**What is required:**
Please find the lines in the following records that hold "label", and copy them.

**Data for processing:**
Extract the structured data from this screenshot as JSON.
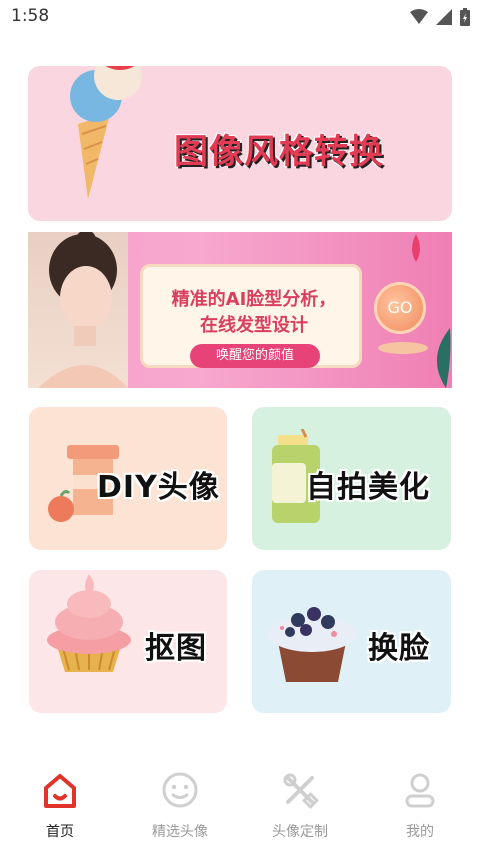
{
  "status_bar": {
    "time": "1:58"
  },
  "cards": {
    "style_transfer": {
      "title": "图像风格转换"
    },
    "banner": {
      "line1": "精准的AI脸型分析，",
      "line2": "在线发型设计",
      "pill": "唤醒您的颜值",
      "go": "GO"
    },
    "diy_avatar": {
      "title": "DIY头像"
    },
    "selfie_beauty": {
      "title": "自拍美化"
    },
    "cutout": {
      "title": "抠图"
    },
    "face_swap": {
      "title": "换脸"
    }
  },
  "bottom_nav": {
    "items": [
      {
        "label": "首页",
        "icon": "home-icon",
        "active": true
      },
      {
        "label": "精选头像",
        "icon": "smiley-face-icon",
        "active": false
      },
      {
        "label": "头像定制",
        "icon": "tools-icon",
        "active": false
      },
      {
        "label": "我的",
        "icon": "person-icon",
        "active": false
      }
    ]
  },
  "colors": {
    "accent": "#e23c55",
    "nav_active": "#e0342b",
    "nav_inactive": "#cfcfcf"
  }
}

**Your response:**
        "label": "首页",
        "label": "精选头像",
        "label": "头像定制",
        "label": "我的",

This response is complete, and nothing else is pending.